—John Dickinson (a Founding Father of the United States, known as the “Penman of the Revolution”. The quote is from the sixth verse of The Liberty Song, which Dickinson wrote in 1768. It offers the earliest known publication of the phrase that parallels the motto “United we stand, divided we fall.”)
RV Travel staff
CONTACT US at editor@RVtravel.com
Editor and Publisher: Chuck Woodbury. Managing editor: Diane McGovern. Senior editor: Russ De Maris. Contributing writers: Mike Sokol, Greg Illes, Gary Bunzer, Roger Marble, Janet Groene, Julianne Crane, Chris Guld, Dennis Prichard, Len Wilcox, Sam Suva, Mike Sherman, Machelle James, J.M. Montigel and Andrew Robinson. Advertising director: Emily Woodbury. Marketing director: Jessica Sarvis. Financial affairs director: Gail Meyring. IT wrangler: Kim Christiansen.
REGIONAL AND LOCAL ADVERTISING: We can now run banners on RVtravel.com in your town or in a designated area near you, for example to readers within 100, 200, etc., miles of your business. Contact Emily Woodbury at advertising(at)RVtravel.com .
About the RVtravel.com editor Chuck Woodbury has explored America by RV for three decades.
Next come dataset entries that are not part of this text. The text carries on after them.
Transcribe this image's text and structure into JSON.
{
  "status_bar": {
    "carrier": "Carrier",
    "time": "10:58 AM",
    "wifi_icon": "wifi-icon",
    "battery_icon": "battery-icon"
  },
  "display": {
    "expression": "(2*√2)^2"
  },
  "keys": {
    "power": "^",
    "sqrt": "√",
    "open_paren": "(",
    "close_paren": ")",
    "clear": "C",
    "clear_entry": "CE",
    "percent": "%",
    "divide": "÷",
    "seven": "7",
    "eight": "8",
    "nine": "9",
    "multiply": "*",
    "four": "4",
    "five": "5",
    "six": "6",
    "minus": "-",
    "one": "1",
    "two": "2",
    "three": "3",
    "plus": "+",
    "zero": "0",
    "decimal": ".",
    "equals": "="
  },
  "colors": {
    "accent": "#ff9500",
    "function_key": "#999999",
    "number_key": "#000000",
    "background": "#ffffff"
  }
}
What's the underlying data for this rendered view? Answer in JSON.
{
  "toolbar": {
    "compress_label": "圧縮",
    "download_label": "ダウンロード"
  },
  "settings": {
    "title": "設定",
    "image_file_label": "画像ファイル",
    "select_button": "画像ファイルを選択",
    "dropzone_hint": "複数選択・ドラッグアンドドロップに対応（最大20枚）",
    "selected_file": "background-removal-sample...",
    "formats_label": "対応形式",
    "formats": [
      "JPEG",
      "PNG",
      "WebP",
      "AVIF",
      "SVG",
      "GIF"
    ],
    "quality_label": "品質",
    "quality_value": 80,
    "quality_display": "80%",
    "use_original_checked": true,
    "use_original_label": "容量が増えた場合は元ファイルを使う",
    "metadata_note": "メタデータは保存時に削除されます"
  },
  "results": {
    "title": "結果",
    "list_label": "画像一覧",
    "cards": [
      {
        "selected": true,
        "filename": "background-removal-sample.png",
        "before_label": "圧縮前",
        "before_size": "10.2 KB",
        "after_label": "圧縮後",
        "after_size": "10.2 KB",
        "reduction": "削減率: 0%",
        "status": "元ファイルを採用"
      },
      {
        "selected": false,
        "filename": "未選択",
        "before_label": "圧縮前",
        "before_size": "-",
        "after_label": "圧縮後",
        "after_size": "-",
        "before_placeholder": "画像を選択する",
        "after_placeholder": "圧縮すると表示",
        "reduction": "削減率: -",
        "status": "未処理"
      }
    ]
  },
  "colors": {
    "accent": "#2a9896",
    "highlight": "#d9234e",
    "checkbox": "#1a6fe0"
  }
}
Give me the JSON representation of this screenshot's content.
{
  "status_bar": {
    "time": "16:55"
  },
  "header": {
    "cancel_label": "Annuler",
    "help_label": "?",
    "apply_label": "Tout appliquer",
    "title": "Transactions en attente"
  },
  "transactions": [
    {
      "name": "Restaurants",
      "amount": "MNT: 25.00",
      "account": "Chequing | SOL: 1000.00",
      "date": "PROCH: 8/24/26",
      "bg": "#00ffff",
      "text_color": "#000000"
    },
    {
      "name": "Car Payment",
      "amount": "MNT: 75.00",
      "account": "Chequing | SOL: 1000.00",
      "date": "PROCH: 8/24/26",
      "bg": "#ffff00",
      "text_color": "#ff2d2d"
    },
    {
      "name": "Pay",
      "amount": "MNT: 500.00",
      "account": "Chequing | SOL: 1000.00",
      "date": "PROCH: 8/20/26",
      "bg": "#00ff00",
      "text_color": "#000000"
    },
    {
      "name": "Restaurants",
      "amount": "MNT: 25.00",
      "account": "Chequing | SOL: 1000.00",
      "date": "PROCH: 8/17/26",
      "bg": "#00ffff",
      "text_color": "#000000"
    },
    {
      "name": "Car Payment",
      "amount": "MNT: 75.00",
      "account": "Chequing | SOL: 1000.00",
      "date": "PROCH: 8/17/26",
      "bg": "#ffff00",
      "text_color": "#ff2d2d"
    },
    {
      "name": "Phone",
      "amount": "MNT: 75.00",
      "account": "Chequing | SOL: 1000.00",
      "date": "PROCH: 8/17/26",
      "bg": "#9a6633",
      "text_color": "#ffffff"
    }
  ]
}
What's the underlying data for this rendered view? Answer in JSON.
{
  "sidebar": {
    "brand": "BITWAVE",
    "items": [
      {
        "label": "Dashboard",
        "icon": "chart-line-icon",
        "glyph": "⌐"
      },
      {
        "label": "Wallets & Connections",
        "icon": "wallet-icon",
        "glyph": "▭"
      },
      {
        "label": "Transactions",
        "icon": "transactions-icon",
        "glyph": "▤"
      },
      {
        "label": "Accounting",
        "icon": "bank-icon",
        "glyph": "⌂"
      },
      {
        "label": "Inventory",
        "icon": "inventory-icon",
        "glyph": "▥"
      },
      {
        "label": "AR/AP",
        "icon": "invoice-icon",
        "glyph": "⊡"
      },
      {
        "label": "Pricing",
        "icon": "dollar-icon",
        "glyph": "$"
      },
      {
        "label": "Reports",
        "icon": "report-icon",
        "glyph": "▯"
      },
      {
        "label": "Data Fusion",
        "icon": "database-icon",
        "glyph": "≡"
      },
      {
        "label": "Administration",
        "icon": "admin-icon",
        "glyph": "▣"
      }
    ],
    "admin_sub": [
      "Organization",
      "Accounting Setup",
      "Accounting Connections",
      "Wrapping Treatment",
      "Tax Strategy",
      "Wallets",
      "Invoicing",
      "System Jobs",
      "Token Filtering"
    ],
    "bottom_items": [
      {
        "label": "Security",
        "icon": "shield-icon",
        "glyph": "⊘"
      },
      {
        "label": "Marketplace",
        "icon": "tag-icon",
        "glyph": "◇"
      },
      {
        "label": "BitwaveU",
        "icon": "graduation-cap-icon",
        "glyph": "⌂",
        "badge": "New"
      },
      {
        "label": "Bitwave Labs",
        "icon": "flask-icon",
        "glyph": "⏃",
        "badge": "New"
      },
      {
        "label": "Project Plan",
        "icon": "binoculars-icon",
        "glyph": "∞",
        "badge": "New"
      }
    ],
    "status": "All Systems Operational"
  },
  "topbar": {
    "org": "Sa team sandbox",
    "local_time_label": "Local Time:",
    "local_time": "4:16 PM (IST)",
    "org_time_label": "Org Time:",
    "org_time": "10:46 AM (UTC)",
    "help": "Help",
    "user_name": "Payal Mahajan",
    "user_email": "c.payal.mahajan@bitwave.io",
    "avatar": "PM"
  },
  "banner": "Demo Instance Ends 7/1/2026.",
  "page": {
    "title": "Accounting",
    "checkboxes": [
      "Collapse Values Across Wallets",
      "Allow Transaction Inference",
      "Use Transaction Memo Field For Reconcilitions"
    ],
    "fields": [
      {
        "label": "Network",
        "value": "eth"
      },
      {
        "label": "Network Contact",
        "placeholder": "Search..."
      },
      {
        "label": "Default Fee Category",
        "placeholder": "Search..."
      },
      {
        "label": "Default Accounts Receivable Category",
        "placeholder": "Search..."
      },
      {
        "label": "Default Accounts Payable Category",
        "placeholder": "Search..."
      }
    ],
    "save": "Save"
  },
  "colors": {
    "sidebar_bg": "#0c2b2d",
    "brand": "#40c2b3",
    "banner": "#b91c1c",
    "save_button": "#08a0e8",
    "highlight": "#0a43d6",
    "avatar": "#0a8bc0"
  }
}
In the ’90s he published the quirky travel newspaper Out West, and was an “on the road” writer for the New York Times Syndicate. His book, “The Best from Out West” is available at Amazon.com. Woodbury’s RVing adventures have been profiled on ABC News, CNN, NBC’s Today Show, and in People Magazine, USA Today and in hundreds of newspapers. He is the host of the Better Business Bureau DVD “Buying a Recreational Vehicle,” the definitive guide to purchasing an RV the right way.
Everything in this newsletter is true to the best of our knowledge. But we occasionally get something wrong. We’re just human! So don’t go spending $10,000 on something we said was good simply because we said so, or fixing something according to what we suggested (check with your own technician first). Maybe we made a mistake. Tips and/or comments in this newsletter are those of the authors and may not reflect the views of RVtravel.com or this newsletter.
Mail us at 9792 Edmonds Way, #265, Edmonds, WA 98020.
This newsletter is copyright 2019 by RVtravel.com.